Records from a collection
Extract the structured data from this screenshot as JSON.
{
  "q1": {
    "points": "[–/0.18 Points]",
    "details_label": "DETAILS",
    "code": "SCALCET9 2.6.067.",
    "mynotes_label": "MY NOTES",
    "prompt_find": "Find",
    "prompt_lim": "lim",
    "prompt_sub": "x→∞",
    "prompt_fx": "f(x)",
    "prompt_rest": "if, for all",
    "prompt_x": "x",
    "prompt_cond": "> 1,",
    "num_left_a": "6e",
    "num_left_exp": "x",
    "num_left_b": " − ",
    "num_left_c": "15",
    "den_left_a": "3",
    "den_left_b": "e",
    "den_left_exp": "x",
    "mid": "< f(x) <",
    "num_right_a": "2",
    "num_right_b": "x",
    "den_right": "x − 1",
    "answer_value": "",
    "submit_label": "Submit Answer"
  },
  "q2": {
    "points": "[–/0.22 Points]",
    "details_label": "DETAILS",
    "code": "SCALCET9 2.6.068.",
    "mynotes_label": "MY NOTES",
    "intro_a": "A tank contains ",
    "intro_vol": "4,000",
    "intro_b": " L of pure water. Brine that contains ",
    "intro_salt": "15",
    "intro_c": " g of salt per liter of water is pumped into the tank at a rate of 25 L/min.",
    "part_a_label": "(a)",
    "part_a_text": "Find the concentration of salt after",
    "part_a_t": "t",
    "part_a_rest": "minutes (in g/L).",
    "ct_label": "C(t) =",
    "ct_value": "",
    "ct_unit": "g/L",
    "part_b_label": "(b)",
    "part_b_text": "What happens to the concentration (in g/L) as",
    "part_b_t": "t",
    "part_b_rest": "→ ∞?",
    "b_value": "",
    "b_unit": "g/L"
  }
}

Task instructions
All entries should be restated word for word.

Answer area
Extract the structured data from this screenshot as JSON.
{
  "q1": {
    "points": "[–/0.18 Points]",
    "details_label": "DETAILS",
    "code": "SCALCET9 2.6.067.",
    "mynotes_label": "MY NOTES",
    "prompt_find": "Find",
    "prompt_lim": "lim",
    "prompt_sub": "x→∞",
    "prompt_fx": "f(x)",
    "prompt_rest": "if, for all",
    "prompt_x": "x",
    "prompt_cond": "> 1,",
    "num_left_a": "6e",
    "num_left_exp": "x",
    "num_left_b": " − ",
    "num_left_c": "15",
    "den_left_a": "3",
    "den_left_b": "e",
    "den_left_exp": "x",
    "mid": "< f(x) <",
    "num_right_a": "2",
    "num_right_b": "x",
    "den_right": "x − 1",
    "answer_value": "",
    "submit_label": "Submit Answer"
  },
  "q2": {
    "points": "[–/0.22 Points]",
    "details_label": "DETAILS",
    "code": "SCALCET9 2.6.068.",
    "mynotes_label": "MY NOTES",
    "intro_a": "A tank contains ",
    "intro_vol": "4,000",
    "intro_b": " L of pure water. Brine that contains ",
    "intro_salt": "15",
    "intro_c": " g of salt per liter of water is pumped into the tank at a rate of 25 L/min.",
    "part_a_label": "(a)",
    "part_a_text": "Find the concentration of salt after",
    "part_a_t": "t",
    "part_a_rest": "minutes (in g/L).",
    "ct_label": "C(t) =",
    "ct_value": "",
    "ct_unit": "g/L",
    "part_b_label": "(b)",
    "part_b_text": "What happens to the concentration (in g/L) as",
    "part_b_t": "t",
    "part_b_rest": "→ ∞?",
    "b_value": "",
    "b_unit": "g/L"
  }
}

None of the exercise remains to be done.